> WHAT TO PRODUCE: Show all lines below holding the string "rest".

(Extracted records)
**********

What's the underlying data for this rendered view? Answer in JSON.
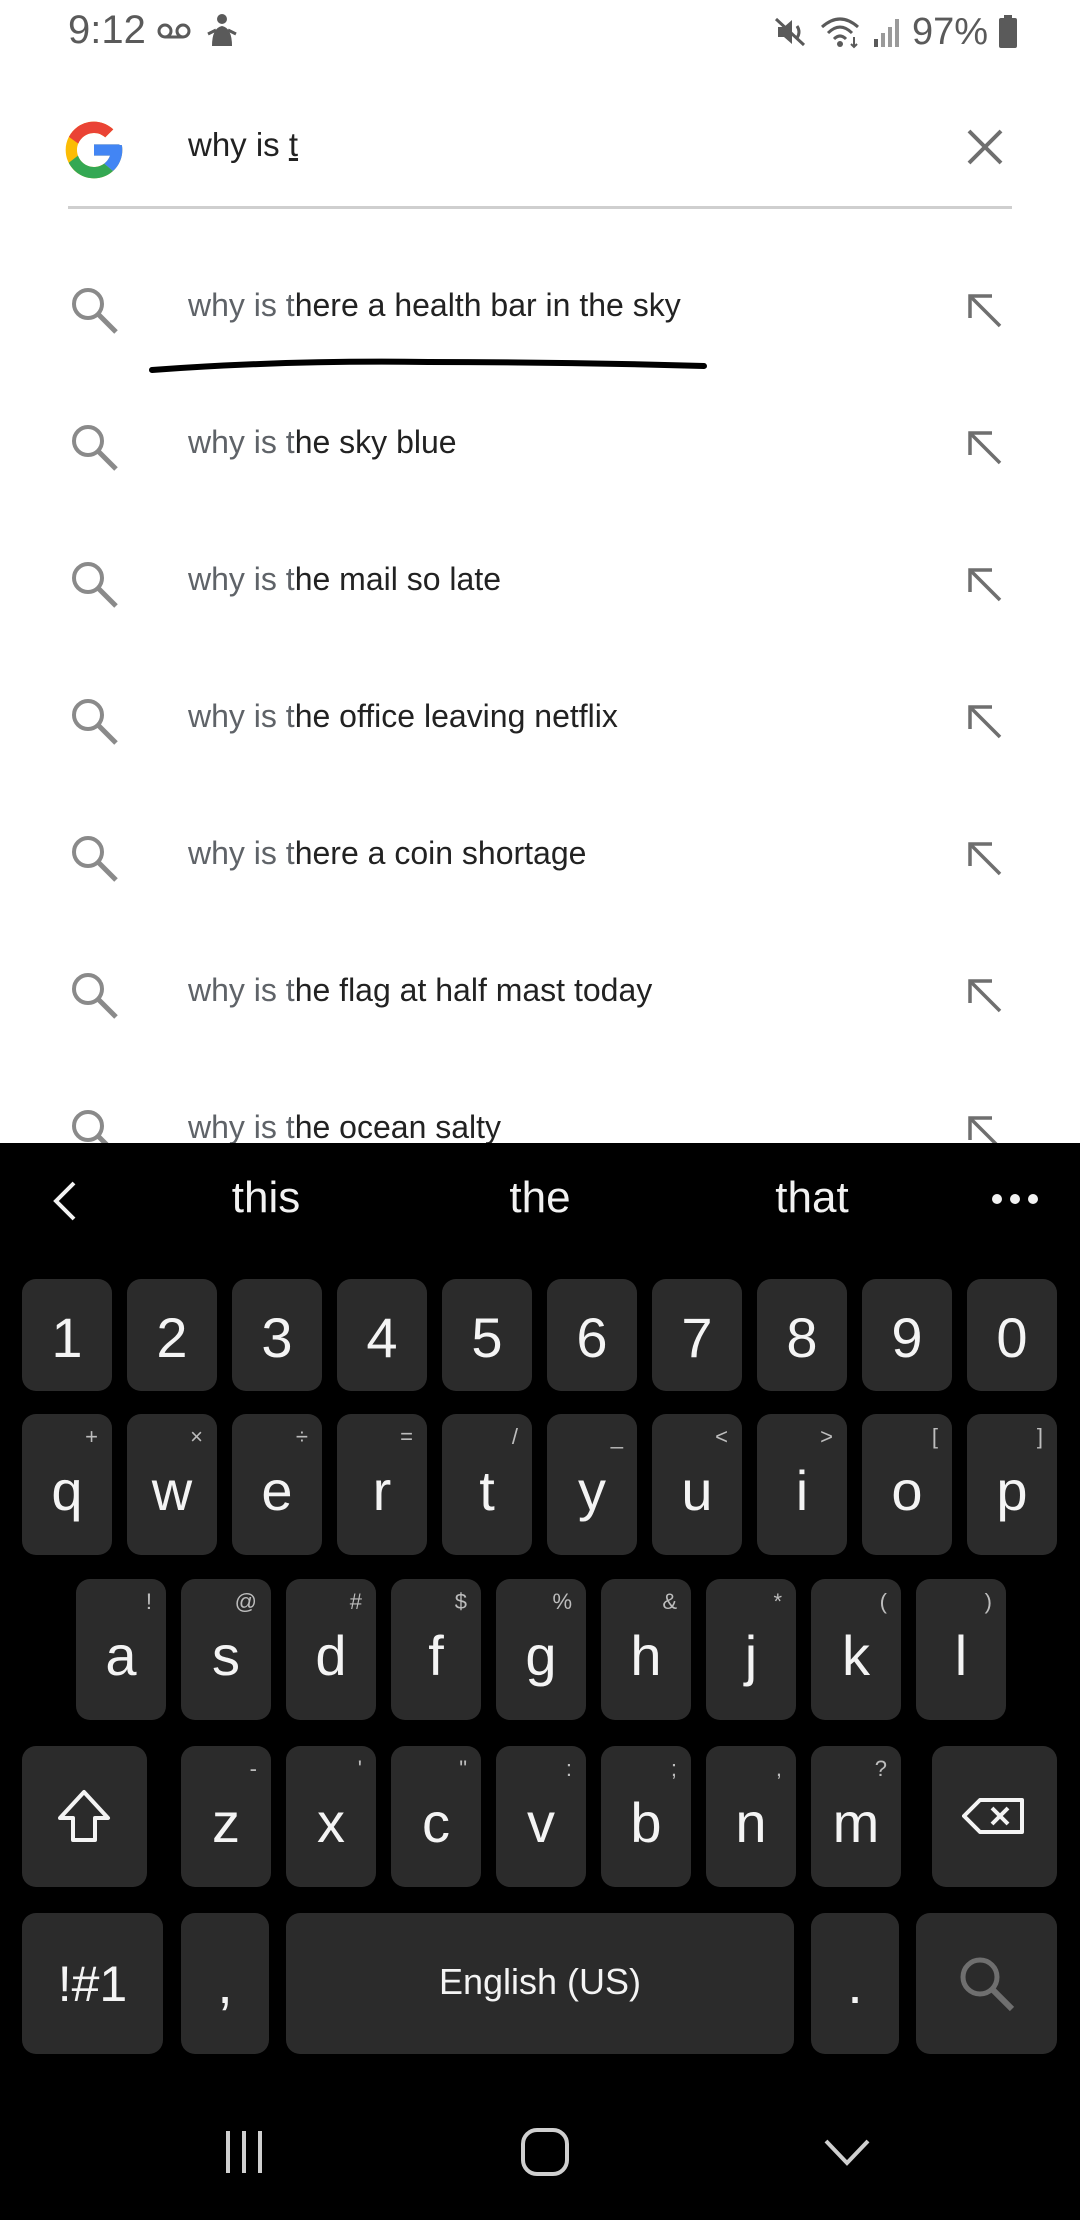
{
  "status_bar": {
    "time": "9:12",
    "battery_percent": "97%",
    "icons": [
      "voicemail-icon",
      "person-icon",
      "mute-icon",
      "wifi-icon",
      "signal-icon",
      "battery-icon"
    ]
  },
  "search": {
    "query_prefix": "why is ",
    "query_typed": "t",
    "logo": "google-g-logo",
    "clear_icon": "close-icon"
  },
  "suggestions": [
    {
      "prefix": "why is t",
      "rest": "here a health bar in the sky"
    },
    {
      "prefix": "why is t",
      "rest": "he sky blue"
    },
    {
      "prefix": "why is t",
      "rest": "he mail so late"
    },
    {
      "prefix": "why is t",
      "rest": "he office leaving netflix"
    },
    {
      "prefix": "why is t",
      "rest": "here a coin shortage"
    },
    {
      "prefix": "why is t",
      "rest": "he flag at half mast today"
    },
    {
      "prefix": "why is t",
      "rest": "he ocean salty"
    }
  ],
  "keyboard": {
    "predictions": [
      "this",
      "the",
      "that"
    ],
    "number_row": [
      "1",
      "2",
      "3",
      "4",
      "5",
      "6",
      "7",
      "8",
      "9",
      "0"
    ],
    "row1": [
      {
        "k": "q",
        "s": "+"
      },
      {
        "k": "w",
        "s": "×"
      },
      {
        "k": "e",
        "s": "÷"
      },
      {
        "k": "r",
        "s": "="
      },
      {
        "k": "t",
        "s": "/"
      },
      {
        "k": "y",
        "s": "_"
      },
      {
        "k": "u",
        "s": "<"
      },
      {
        "k": "i",
        "s": ">"
      },
      {
        "k": "o",
        "s": "["
      },
      {
        "k": "p",
        "s": "]"
      }
    ],
    "row2": [
      {
        "k": "a",
        "s": "!"
      },
      {
        "k": "s",
        "s": "@"
      },
      {
        "k": "d",
        "s": "#"
      },
      {
        "k": "f",
        "s": "$"
      },
      {
        "k": "g",
        "s": "%"
      },
      {
        "k": "h",
        "s": "&"
      },
      {
        "k": "j",
        "s": "*"
      },
      {
        "k": "k",
        "s": "("
      },
      {
        "k": "l",
        "s": ")"
      }
    ],
    "row3": [
      {
        "k": "z",
        "s": "-"
      },
      {
        "k": "x",
        "s": "'"
      },
      {
        "k": "c",
        "s": "\""
      },
      {
        "k": "v",
        "s": ":"
      },
      {
        "k": "b",
        "s": ";"
      },
      {
        "k": "n",
        "s": ","
      },
      {
        "k": "m",
        "s": "?"
      }
    ],
    "symbols_label": "!#1",
    "comma": ",",
    "space_label": "English (US)",
    "period": "."
  },
  "colors": {
    "keyboard_bg": "#000000",
    "key_bg": "#2b2b2b",
    "key_text": "#f4f4f4",
    "icon_gray": "#6f6f6f",
    "google_blue": "#4285F4",
    "google_red": "#EA4335",
    "google_yellow": "#FBBC05",
    "google_green": "#34A853"
  }
}
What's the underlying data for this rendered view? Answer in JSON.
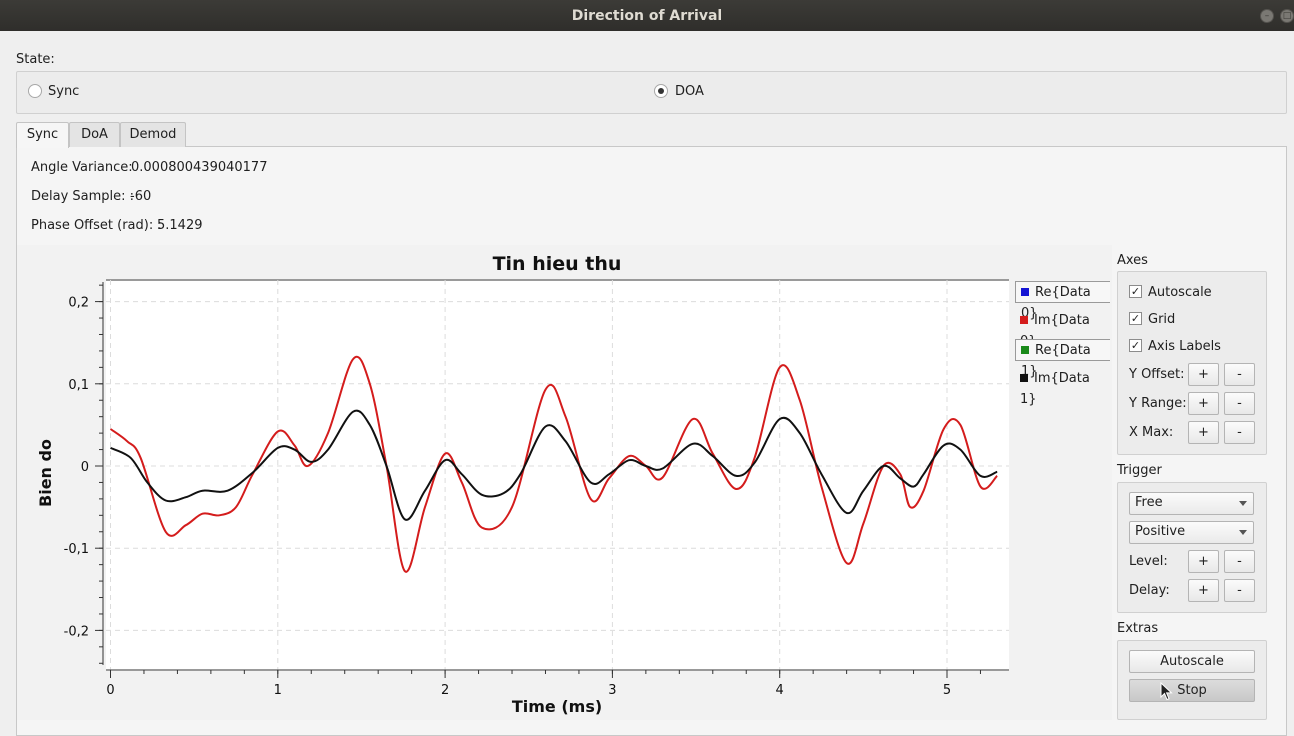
{
  "window": {
    "title": "Direction of Arrival"
  },
  "state": {
    "label": "State:",
    "options": [
      {
        "label": "Sync",
        "checked": false
      },
      {
        "label": "DOA",
        "checked": true
      }
    ]
  },
  "tabs": [
    {
      "label": "Sync",
      "active": true
    },
    {
      "label": "DoA",
      "active": false
    },
    {
      "label": "Demod",
      "active": false
    }
  ],
  "info": {
    "angle_variance_label": "Angle Variance:",
    "angle_variance_value": "0.000800439040177",
    "delay_sample_label": "Delay Sample: :",
    "delay_sample_value": "-60",
    "phase_offset_label": "Phase Offset (rad): :",
    "phase_offset_value": "5.1429"
  },
  "chart_data": {
    "type": "line",
    "title": "Tin hieu thu",
    "xlabel": "Time (ms)",
    "ylabel": "Bien do",
    "xlim": [
      0,
      5.35
    ],
    "ylim": [
      -0.24,
      0.225
    ],
    "x_ticks": [
      0,
      1,
      2,
      3,
      4,
      5
    ],
    "x_tick_labels": [
      "0",
      "1",
      "2",
      "3",
      "4",
      "5"
    ],
    "y_ticks": [
      0.2,
      0.1,
      0,
      -0.1,
      -0.2
    ],
    "y_tick_labels": [
      "0,2",
      "0,1",
      "0",
      "-0,1",
      "-0,2"
    ],
    "grid": true,
    "legend_position": "right",
    "series": [
      {
        "name": "Im{Data 0}",
        "color": "#d41c1c",
        "x": [
          0,
          0.1,
          0.18,
          0.33,
          0.45,
          0.55,
          0.65,
          0.75,
          0.85,
          1.0,
          1.1,
          1.18,
          1.3,
          1.45,
          1.55,
          1.65,
          1.76,
          1.88,
          2.0,
          2.1,
          2.22,
          2.4,
          2.6,
          2.72,
          2.87,
          2.98,
          3.1,
          3.2,
          3.3,
          3.48,
          3.6,
          3.74,
          3.85,
          4.0,
          4.12,
          4.25,
          4.4,
          4.5,
          4.62,
          4.72,
          4.78,
          4.86,
          4.98,
          5.08,
          5.2,
          5.3
        ],
        "values": [
          0.045,
          0.03,
          0.01,
          -0.08,
          -0.072,
          -0.058,
          -0.06,
          -0.05,
          -0.01,
          0.042,
          0.025,
          0.0,
          0.04,
          0.13,
          0.1,
          0.0,
          -0.128,
          -0.05,
          0.015,
          -0.02,
          -0.075,
          -0.05,
          0.093,
          0.06,
          -0.04,
          -0.015,
          0.012,
          0.0,
          -0.014,
          0.057,
          0.015,
          -0.028,
          0.01,
          0.12,
          0.08,
          -0.025,
          -0.118,
          -0.07,
          0.0,
          -0.01,
          -0.05,
          -0.03,
          0.045,
          0.05,
          -0.025,
          -0.012
        ]
      },
      {
        "name": "Im{Data 1}",
        "color": "#111111",
        "x": [
          0,
          0.12,
          0.22,
          0.33,
          0.45,
          0.55,
          0.7,
          0.85,
          1.0,
          1.1,
          1.2,
          1.3,
          1.45,
          1.55,
          1.65,
          1.76,
          1.88,
          2.0,
          2.1,
          2.22,
          2.35,
          2.45,
          2.6,
          2.72,
          2.87,
          2.98,
          3.1,
          3.2,
          3.3,
          3.48,
          3.6,
          3.74,
          3.85,
          4.0,
          4.12,
          4.25,
          4.4,
          4.5,
          4.62,
          4.72,
          4.8,
          4.86,
          4.98,
          5.08,
          5.2,
          5.3
        ],
        "values": [
          0.022,
          0.01,
          -0.02,
          -0.042,
          -0.038,
          -0.03,
          -0.03,
          -0.008,
          0.022,
          0.02,
          0.005,
          0.02,
          0.066,
          0.05,
          0.0,
          -0.065,
          -0.03,
          0.007,
          -0.01,
          -0.035,
          -0.033,
          -0.01,
          0.048,
          0.03,
          -0.02,
          -0.01,
          0.007,
          0.0,
          -0.003,
          0.027,
          0.012,
          -0.012,
          0.004,
          0.057,
          0.04,
          -0.01,
          -0.057,
          -0.03,
          0.0,
          -0.015,
          -0.025,
          -0.01,
          0.025,
          0.02,
          -0.012,
          -0.007
        ]
      },
      {
        "name": "Re{Data 0}",
        "color": "#1414d4",
        "x": [],
        "values": []
      },
      {
        "name": "Re{Data 1}",
        "color": "#1a8a1a",
        "x": [],
        "values": []
      }
    ]
  },
  "legend": [
    {
      "label": "Re{Data 0}",
      "color": "#1414d4",
      "boxed": true
    },
    {
      "label": "Im{Data 0}",
      "color": "#d41c1c",
      "boxed": false
    },
    {
      "label": "Re{Data 1}",
      "color": "#1a8a1a",
      "boxed": true
    },
    {
      "label": "Im{Data 1}",
      "color": "#111111",
      "boxed": false
    }
  ],
  "axes_panel": {
    "title": "Axes",
    "autoscale_label": "Autoscale",
    "autoscale_checked": true,
    "grid_label": "Grid",
    "grid_checked": true,
    "axis_labels_label": "Axis Labels",
    "axis_labels_checked": true,
    "y_offset_label": "Y Offset:",
    "y_range_label": "Y Range:",
    "x_max_label": "X Max:",
    "plus": "+",
    "minus": "-"
  },
  "trigger_panel": {
    "title": "Trigger",
    "mode_value": "Free",
    "slope_value": "Positive",
    "level_label": "Level:",
    "delay_label": "Delay:"
  },
  "extras_panel": {
    "title": "Extras",
    "autoscale_button": "Autoscale",
    "stop_button": "Stop"
  },
  "colors": {
    "titlebar": "#3c3b37",
    "window_bg": "#efefef",
    "im0": "#d41c1c",
    "im1": "#111111"
  }
}
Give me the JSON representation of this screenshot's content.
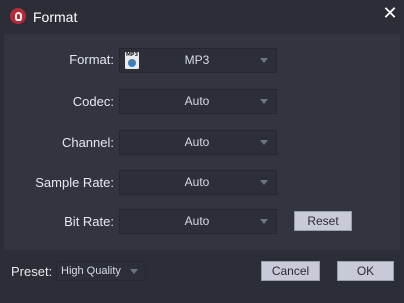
{
  "window": {
    "title": "Format"
  },
  "rows": [
    {
      "label": "Format:",
      "value": "MP3",
      "icon_tag": "MP3"
    },
    {
      "label": "Codec:",
      "value": "Auto"
    },
    {
      "label": "Channel:",
      "value": "Auto"
    },
    {
      "label": "Sample Rate:",
      "value": "Auto"
    },
    {
      "label": "Bit Rate:",
      "value": "Auto"
    }
  ],
  "reset_label": "Reset",
  "footer": {
    "preset_label": "Preset:",
    "preset_value": "High Quality",
    "cancel_label": "Cancel",
    "ok_label": "OK"
  }
}
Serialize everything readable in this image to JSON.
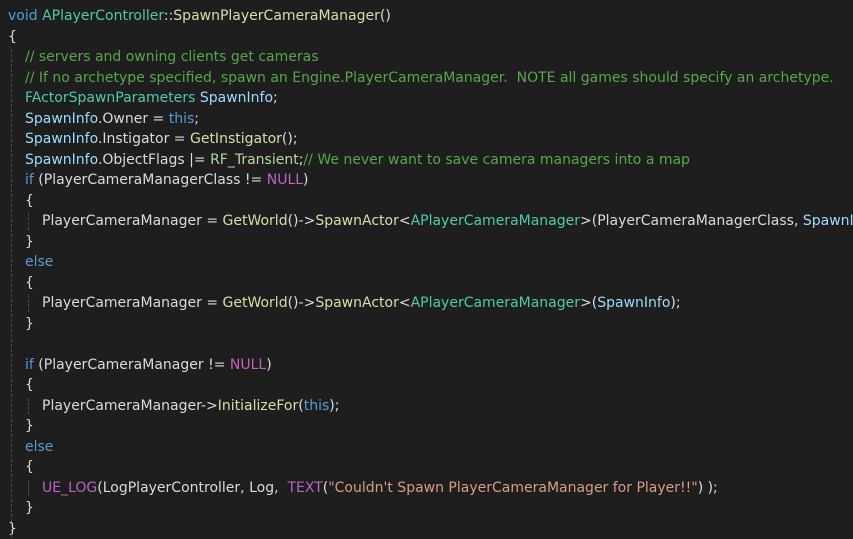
{
  "editor": {
    "theme": {
      "background": "#1e1e1e",
      "keyword": "#569cd6",
      "type": "#4ec9b0",
      "function": "#dcdcaa",
      "variable": "#9cdcfe",
      "comment": "#57a64a",
      "macro": "#bd63c5",
      "string": "#d69d85",
      "plain": "#dcdcdc"
    },
    "lines": [
      {
        "indent": 0,
        "tokens": [
          {
            "t": "void",
            "c": "kw"
          },
          {
            "t": " ",
            "c": "plain"
          },
          {
            "t": "APlayerController",
            "c": "type"
          },
          {
            "t": "::",
            "c": "plain"
          },
          {
            "t": "SpawnPlayerCameraManager",
            "c": "fn"
          },
          {
            "t": "()",
            "c": "plain"
          }
        ]
      },
      {
        "indent": 0,
        "tokens": [
          {
            "t": "{",
            "c": "plain"
          }
        ]
      },
      {
        "indent": 1,
        "tokens": [
          {
            "t": "// servers and owning clients get cameras",
            "c": "comment"
          }
        ]
      },
      {
        "indent": 1,
        "tokens": [
          {
            "t": "// If no archetype specified, spawn an Engine.PlayerCameraManager.  NOTE all games should specify an archetype.",
            "c": "comment"
          }
        ]
      },
      {
        "indent": 1,
        "tokens": [
          {
            "t": "FActorSpawnParameters",
            "c": "type"
          },
          {
            "t": " ",
            "c": "plain"
          },
          {
            "t": "SpawnInfo",
            "c": "var"
          },
          {
            "t": ";",
            "c": "plain"
          }
        ]
      },
      {
        "indent": 1,
        "tokens": [
          {
            "t": "SpawnInfo",
            "c": "var"
          },
          {
            "t": ".",
            "c": "plain"
          },
          {
            "t": "Owner",
            "c": "member"
          },
          {
            "t": " = ",
            "c": "plain"
          },
          {
            "t": "this",
            "c": "kw"
          },
          {
            "t": ";",
            "c": "plain"
          }
        ]
      },
      {
        "indent": 1,
        "tokens": [
          {
            "t": "SpawnInfo",
            "c": "var"
          },
          {
            "t": ".",
            "c": "plain"
          },
          {
            "t": "Instigator",
            "c": "member"
          },
          {
            "t": " = ",
            "c": "plain"
          },
          {
            "t": "GetInstigator",
            "c": "fn"
          },
          {
            "t": "();",
            "c": "plain"
          }
        ]
      },
      {
        "indent": 1,
        "tokens": [
          {
            "t": "SpawnInfo",
            "c": "var"
          },
          {
            "t": ".",
            "c": "plain"
          },
          {
            "t": "ObjectFlags",
            "c": "member"
          },
          {
            "t": " |= ",
            "c": "plain"
          },
          {
            "t": "RF_Transient",
            "c": "enum"
          },
          {
            "t": ";",
            "c": "plain"
          },
          {
            "t": "// We never want to save camera managers into a map",
            "c": "comment"
          }
        ]
      },
      {
        "indent": 1,
        "tokens": [
          {
            "t": "if",
            "c": "kw"
          },
          {
            "t": " (",
            "c": "plain"
          },
          {
            "t": "PlayerCameraManagerClass",
            "c": "member"
          },
          {
            "t": " != ",
            "c": "plain"
          },
          {
            "t": "NULL",
            "c": "macro"
          },
          {
            "t": ")",
            "c": "plain"
          }
        ]
      },
      {
        "indent": 1,
        "tokens": [
          {
            "t": "{",
            "c": "plain"
          }
        ]
      },
      {
        "indent": 2,
        "tokens": [
          {
            "t": "PlayerCameraManager",
            "c": "member"
          },
          {
            "t": " = ",
            "c": "plain"
          },
          {
            "t": "GetWorld",
            "c": "fn"
          },
          {
            "t": "()->",
            "c": "plain"
          },
          {
            "t": "SpawnActor",
            "c": "fn"
          },
          {
            "t": "<",
            "c": "plain"
          },
          {
            "t": "APlayerCameraManager",
            "c": "type"
          },
          {
            "t": ">(",
            "c": "plain"
          },
          {
            "t": "PlayerCameraManagerClass",
            "c": "member"
          },
          {
            "t": ", ",
            "c": "plain"
          },
          {
            "t": "SpawnInfo",
            "c": "var"
          },
          {
            "t": ");",
            "c": "plain"
          }
        ]
      },
      {
        "indent": 1,
        "tokens": [
          {
            "t": "}",
            "c": "plain"
          }
        ]
      },
      {
        "indent": 1,
        "tokens": [
          {
            "t": "else",
            "c": "kw"
          }
        ]
      },
      {
        "indent": 1,
        "tokens": [
          {
            "t": "{",
            "c": "plain"
          }
        ]
      },
      {
        "indent": 2,
        "tokens": [
          {
            "t": "PlayerCameraManager",
            "c": "member"
          },
          {
            "t": " = ",
            "c": "plain"
          },
          {
            "t": "GetWorld",
            "c": "fn"
          },
          {
            "t": "()->",
            "c": "plain"
          },
          {
            "t": "SpawnActor",
            "c": "fn"
          },
          {
            "t": "<",
            "c": "plain"
          },
          {
            "t": "APlayerCameraManager",
            "c": "type"
          },
          {
            "t": ">(",
            "c": "plain"
          },
          {
            "t": "SpawnInfo",
            "c": "var"
          },
          {
            "t": ");",
            "c": "plain"
          }
        ]
      },
      {
        "indent": 1,
        "tokens": [
          {
            "t": "}",
            "c": "plain"
          }
        ]
      },
      {
        "indent": 1,
        "tokens": []
      },
      {
        "indent": 1,
        "tokens": [
          {
            "t": "if",
            "c": "kw"
          },
          {
            "t": " (",
            "c": "plain"
          },
          {
            "t": "PlayerCameraManager",
            "c": "member"
          },
          {
            "t": " != ",
            "c": "plain"
          },
          {
            "t": "NULL",
            "c": "macro"
          },
          {
            "t": ")",
            "c": "plain"
          }
        ]
      },
      {
        "indent": 1,
        "tokens": [
          {
            "t": "{",
            "c": "plain"
          }
        ]
      },
      {
        "indent": 2,
        "tokens": [
          {
            "t": "PlayerCameraManager",
            "c": "member"
          },
          {
            "t": "->",
            "c": "plain"
          },
          {
            "t": "InitializeFor",
            "c": "fn"
          },
          {
            "t": "(",
            "c": "plain"
          },
          {
            "t": "this",
            "c": "kw"
          },
          {
            "t": ");",
            "c": "plain"
          }
        ]
      },
      {
        "indent": 1,
        "tokens": [
          {
            "t": "}",
            "c": "plain"
          }
        ]
      },
      {
        "indent": 1,
        "tokens": [
          {
            "t": "else",
            "c": "kw"
          }
        ]
      },
      {
        "indent": 1,
        "tokens": [
          {
            "t": "{",
            "c": "plain"
          }
        ]
      },
      {
        "indent": 2,
        "tokens": [
          {
            "t": "UE_LOG",
            "c": "macro"
          },
          {
            "t": "(",
            "c": "plain"
          },
          {
            "t": "LogPlayerController",
            "c": "member"
          },
          {
            "t": ", ",
            "c": "plain"
          },
          {
            "t": "Log",
            "c": "member"
          },
          {
            "t": ",  ",
            "c": "plain"
          },
          {
            "t": "TEXT",
            "c": "macro"
          },
          {
            "t": "(",
            "c": "plain"
          },
          {
            "t": "\"Couldn't Spawn PlayerCameraManager for Player!!\"",
            "c": "string"
          },
          {
            "t": ") );",
            "c": "plain"
          }
        ]
      },
      {
        "indent": 1,
        "tokens": [
          {
            "t": "}",
            "c": "plain"
          }
        ]
      },
      {
        "indent": 0,
        "tokens": [
          {
            "t": "}",
            "c": "plain"
          }
        ]
      }
    ]
  }
}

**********

> COMPLETED EXERCISE:
      "rest": "here a health bar in the sky"
      "rest": "he sky blue"
      "rest": "he mail so late"
      "rest": "he office leaving netflix"
      "rest": "here a coin shortage"
      "rest": "he flag at half mast today"
      "rest": "he ocean salty"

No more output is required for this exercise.